» What is being asked
Your copy of the data should leave out the images and match everything else exactly.

» Material for this task
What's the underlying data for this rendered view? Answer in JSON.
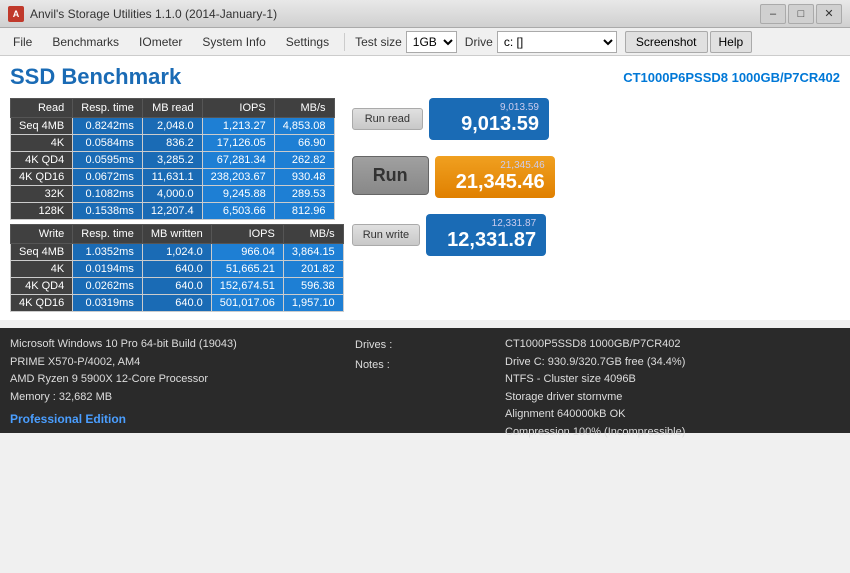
{
  "titleBar": {
    "title": "Anvil's Storage Utilities 1.1.0 (2014-January-1)",
    "icon": "A"
  },
  "menuBar": {
    "file": "File",
    "benchmarks": "Benchmarks",
    "iometer": "IOmeter",
    "systemInfo": "System Info",
    "settings": "Settings",
    "testSizeLabel": "Test size",
    "testSizeValue": "1GB",
    "driveLabel": "Drive",
    "driveValue": "c: []",
    "screenshot": "Screenshot",
    "help": "Help"
  },
  "header": {
    "title": "SSD Benchmark",
    "driveModel": "CT1000P6PSSD8 1000GB/P7CR402"
  },
  "readTable": {
    "headers": [
      "Read",
      "Resp. time",
      "MB read",
      "IOPS",
      "MB/s"
    ],
    "rows": [
      [
        "Seq 4MB",
        "0.8242ms",
        "2,048.0",
        "1,213.27",
        "4,853.08"
      ],
      [
        "4K",
        "0.0584ms",
        "836.2",
        "17,126.05",
        "66.90"
      ],
      [
        "4K QD4",
        "0.0595ms",
        "3,285.2",
        "67,281.34",
        "262.82"
      ],
      [
        "4K QD16",
        "0.0672ms",
        "11,631.1",
        "238,203.67",
        "930.48"
      ],
      [
        "32K",
        "0.1082ms",
        "4,000.0",
        "9,245.88",
        "289.53"
      ],
      [
        "128K",
        "0.1538ms",
        "12,207.4",
        "6,503.66",
        "812.96"
      ]
    ]
  },
  "writeTable": {
    "headers": [
      "Write",
      "Resp. time",
      "MB written",
      "IOPS",
      "MB/s"
    ],
    "rows": [
      [
        "Seq 4MB",
        "1.0352ms",
        "1,024.0",
        "966.04",
        "3,864.15"
      ],
      [
        "4K",
        "0.0194ms",
        "640.0",
        "51,665.21",
        "201.82"
      ],
      [
        "4K QD4",
        "0.0262ms",
        "640.0",
        "152,674.51",
        "596.38"
      ],
      [
        "4K QD16",
        "0.0319ms",
        "640.0",
        "501,017.06",
        "1,957.10"
      ]
    ]
  },
  "scores": {
    "runReadLabel": "Run read",
    "readScoreSmall": "9,013.59",
    "readScoreBig": "9,013.59",
    "runLabel": "Run",
    "runScoreSmall": "21,345.46",
    "runScoreBig": "21,345.46",
    "runWriteLabel": "Run write",
    "writeScoreSmall": "12,331.87",
    "writeScoreBig": "12,331.87"
  },
  "systemInfo": {
    "os": "Microsoft Windows 10 Pro 64-bit Build (19043)",
    "motherboard": "PRIME X570-P/4002, AM4",
    "cpu": "AMD Ryzen 9 5900X 12-Core Processor",
    "memory": "Memory : 32,682 MB",
    "proEdition": "Professional Edition",
    "drivesLabel": "Drives :",
    "notesLabel": "Notes :"
  },
  "driveInfo": {
    "model": "CT1000P5SSD8 1000GB/P7CR402",
    "freeSpace": "Drive C: 930.9/320.7GB free (34.4%)",
    "filesystem": "NTFS - Cluster size 4096B",
    "storageDriver": "Storage driver  stornvme",
    "alignment": "Alignment 640000kB OK",
    "compression": "Compression 100% (Incompressible)"
  }
}
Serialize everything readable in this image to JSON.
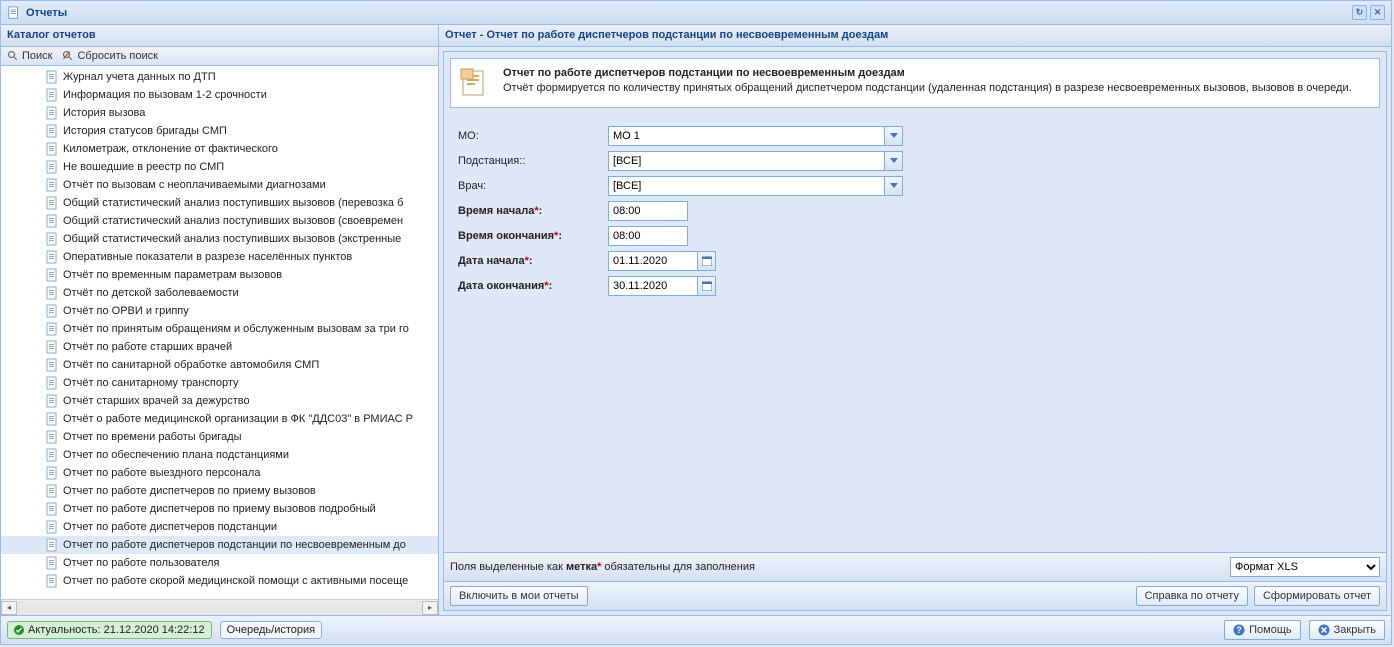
{
  "window": {
    "title": "Отчеты"
  },
  "left": {
    "header": "Каталог отчетов",
    "search": "Поиск",
    "reset": "Сбросить поиск",
    "items": [
      "Журнал учета данных по ДТП",
      "Информация по вызовам 1-2 срочности",
      "История вызова",
      "История статусов бригады СМП",
      "Километраж, отклонение от фактического",
      "Не вошедшие в реестр по СМП",
      "Отчёт по вызовам с неоплачиваемыми диагнозами",
      "Общий статистический анализ поступивших вызовов (перевозка б",
      "Общий статистический анализ поступивших вызовов (своевремен",
      "Общий статистический анализ поступивших вызовов (экстренные",
      "Оперативные показатели в разрезе населённых пунктов",
      "Отчёт по временным параметрам вызовов",
      "Отчёт по детской заболеваемости",
      "Отчёт по ОРВИ и гриппу",
      "Отчёт по принятым обращениям и обслуженным вызовам за три го",
      "Отчёт по работе старших врачей",
      "Отчёт по санитарной обработке автомобиля СМП",
      "Отчёт по санитарному транспорту",
      "Отчёт старших врачей за дежурство",
      "Отчёт о работе медицинской организации в ФК \"ДДС03\" в РМИАС Р",
      "Отчет по времени работы бригады",
      "Отчет по обеспечению плана подстанциями",
      "Отчет по работе выездного персонала",
      "Отчет по работе диспетчеров по приему вызовов",
      "Отчет по работе диспетчеров по приему вызовов подробный",
      "Отчет по работе диспетчеров подстанции",
      "Отчет по работе диспетчеров подстанции по несвоевременным до",
      "Отчет по работе пользователя",
      "Отчет по работе скорой медицинской помощи с активными посеще"
    ],
    "selected_index": 26
  },
  "right": {
    "header": "Отчет - Отчет по работе диспетчеров подстанции по несвоевременным доездам",
    "info_title": "Отчет по работе диспетчеров подстанции по несвоевременным доездам",
    "info_desc": "Отчёт формируется по количеству принятых обращений диспетчером подстанции (удаленная подстанция) в разрезе несвоевременных вызовов, вызовов в очереди.",
    "form": {
      "mo_label": "МО:",
      "mo_value": "МО 1",
      "substation_label": "Подстанция::",
      "substation_value": "[ВСЕ]",
      "doctor_label": "Врач:",
      "doctor_value": "[ВСЕ]",
      "start_time_label_pre": "Время начала",
      "start_time_value": "08:00",
      "end_time_label_pre": "Время окончания",
      "end_time_value": "08:00",
      "start_date_label_pre": "Дата начала",
      "start_date_value": "01.11.2020",
      "end_date_label_pre": "Дата окончания",
      "end_date_value": "30.11.2020"
    },
    "hint_pre": "Поля выделенные как ",
    "hint_word": "метка",
    "hint_post": " обязательны для заполнения",
    "format_label": "Формат XLS",
    "btn_include": "Включить в мои отчеты",
    "btn_help_report": "Справка по отчету",
    "btn_form": "Сформировать отчет"
  },
  "status": {
    "actuality": "Актуальность: 21.12.2020 14:22:12",
    "queue": "Очередь/история",
    "help": "Помощь",
    "close": "Закрыть"
  }
}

» Answer area
What's the underlying data for this rendered view? Answer in JSON.
{
  "titleBar": {
    "title": "Anvil's Storage Utilities 1.1.0 (2014-January-1)",
    "icon": "A"
  },
  "menuBar": {
    "file": "File",
    "benchmarks": "Benchmarks",
    "iometer": "IOmeter",
    "systemInfo": "System Info",
    "settings": "Settings",
    "testSizeLabel": "Test size",
    "testSizeValue": "1GB",
    "driveLabel": "Drive",
    "driveValue": "c: []",
    "screenshot": "Screenshot",
    "help": "Help"
  },
  "header": {
    "title": "SSD Benchmark",
    "driveModel": "CT1000P6PSSD8 1000GB/P7CR402"
  },
  "readTable": {
    "headers": [
      "Read",
      "Resp. time",
      "MB read",
      "IOPS",
      "MB/s"
    ],
    "rows": [
      [
        "Seq 4MB",
        "0.8242ms",
        "2,048.0",
        "1,213.27",
        "4,853.08"
      ],
      [
        "4K",
        "0.0584ms",
        "836.2",
        "17,126.05",
        "66.90"
      ],
      [
        "4K QD4",
        "0.0595ms",
        "3,285.2",
        "67,281.34",
        "262.82"
      ],
      [
        "4K QD16",
        "0.0672ms",
        "11,631.1",
        "238,203.67",
        "930.48"
      ],
      [
        "32K",
        "0.1082ms",
        "4,000.0",
        "9,245.88",
        "289.53"
      ],
      [
        "128K",
        "0.1538ms",
        "12,207.4",
        "6,503.66",
        "812.96"
      ]
    ]
  },
  "writeTable": {
    "headers": [
      "Write",
      "Resp. time",
      "MB written",
      "IOPS",
      "MB/s"
    ],
    "rows": [
      [
        "Seq 4MB",
        "1.0352ms",
        "1,024.0",
        "966.04",
        "3,864.15"
      ],
      [
        "4K",
        "0.0194ms",
        "640.0",
        "51,665.21",
        "201.82"
      ],
      [
        "4K QD4",
        "0.0262ms",
        "640.0",
        "152,674.51",
        "596.38"
      ],
      [
        "4K QD16",
        "0.0319ms",
        "640.0",
        "501,017.06",
        "1,957.10"
      ]
    ]
  },
  "scores": {
    "runReadLabel": "Run read",
    "readScoreSmall": "9,013.59",
    "readScoreBig": "9,013.59",
    "runLabel": "Run",
    "runScoreSmall": "21,345.46",
    "runScoreBig": "21,345.46",
    "runWriteLabel": "Run write",
    "writeScoreSmall": "12,331.87",
    "writeScoreBig": "12,331.87"
  },
  "systemInfo": {
    "os": "Microsoft Windows 10 Pro 64-bit Build (19043)",
    "motherboard": "PRIME X570-P/4002, AM4",
    "cpu": "AMD Ryzen 9 5900X 12-Core Processor",
    "memory": "Memory : 32,682 MB",
    "proEdition": "Professional Edition",
    "drivesLabel": "Drives :",
    "notesLabel": "Notes :"
  },
  "driveInfo": {
    "model": "CT1000P5SSD8 1000GB/P7CR402",
    "freeSpace": "Drive C: 930.9/320.7GB free (34.4%)",
    "filesystem": "NTFS - Cluster size 4096B",
    "storageDriver": "Storage driver  stornvme",
    "alignment": "Alignment 640000kB OK",
    "compression": "Compression 100% (Incompressible)"
  }
}
Serialize everything readable in this image to JSON.
{
  "window": {
    "title": "Отчеты"
  },
  "left": {
    "header": "Каталог отчетов",
    "search": "Поиск",
    "reset": "Сбросить поиск",
    "items": [
      "Журнал учета данных по ДТП",
      "Информация по вызовам 1-2 срочности",
      "История вызова",
      "История статусов бригады СМП",
      "Километраж, отклонение от фактического",
      "Не вошедшие в реестр по СМП",
      "Отчёт по вызовам с неоплачиваемыми диагнозами",
      "Общий статистический анализ поступивших вызовов (перевозка б",
      "Общий статистический анализ поступивших вызовов (своевремен",
      "Общий статистический анализ поступивших вызовов (экстренные",
      "Оперативные показатели в разрезе населённых пунктов",
      "Отчёт по временным параметрам вызовов",
      "Отчёт по детской заболеваемости",
      "Отчёт по ОРВИ и гриппу",
      "Отчёт по принятым обращениям и обслуженным вызовам за три го",
      "Отчёт по работе старших врачей",
      "Отчёт по санитарной обработке автомобиля СМП",
      "Отчёт по санитарному транспорту",
      "Отчёт старших врачей за дежурство",
      "Отчёт о работе медицинской организации в ФК \"ДДС03\" в РМИАС Р",
      "Отчет по времени работы бригады",
      "Отчет по обеспечению плана подстанциями",
      "Отчет по работе выездного персонала",
      "Отчет по работе диспетчеров по приему вызовов",
      "Отчет по работе диспетчеров по приему вызовов подробный",
      "Отчет по работе диспетчеров подстанции",
      "Отчет по работе диспетчеров подстанции по несвоевременным до",
      "Отчет по работе пользователя",
      "Отчет по работе скорой медицинской помощи с активными посеще"
    ],
    "selected_index": 26
  },
  "right": {
    "header": "Отчет - Отчет по работе диспетчеров подстанции по несвоевременным доездам",
    "info_title": "Отчет по работе диспетчеров подстанции по несвоевременным доездам",
    "info_desc": "Отчёт формируется по количеству принятых обращений диспетчером подстанции (удаленная подстанция) в разрезе несвоевременных вызовов, вызовов в очереди.",
    "form": {
      "mo_label": "МО:",
      "mo_value": "МО 1",
      "substation_label": "Подстанция::",
      "substation_value": "[ВСЕ]",
      "doctor_label": "Врач:",
      "doctor_value": "[ВСЕ]",
      "start_time_label_pre": "Время начала",
      "start_time_value": "08:00",
      "end_time_label_pre": "Время окончания",
      "end_time_value": "08:00",
      "start_date_label_pre": "Дата начала",
      "start_date_value": "01.11.2020",
      "end_date_label_pre": "Дата окончания",
      "end_date_value": "30.11.2020"
    },
    "hint_pre": "Поля выделенные как ",
    "hint_word": "метка",
    "hint_post": " обязательны для заполнения",
    "format_label": "Формат XLS",
    "btn_include": "Включить в мои отчеты",
    "btn_help_report": "Справка по отчету",
    "btn_form": "Сформировать отчет"
  },
  "status": {
    "actuality": "Актуальность: 21.12.2020 14:22:12",
    "queue": "Очередь/история",
    "help": "Помощь",
    "close": "Закрыть"
  }
}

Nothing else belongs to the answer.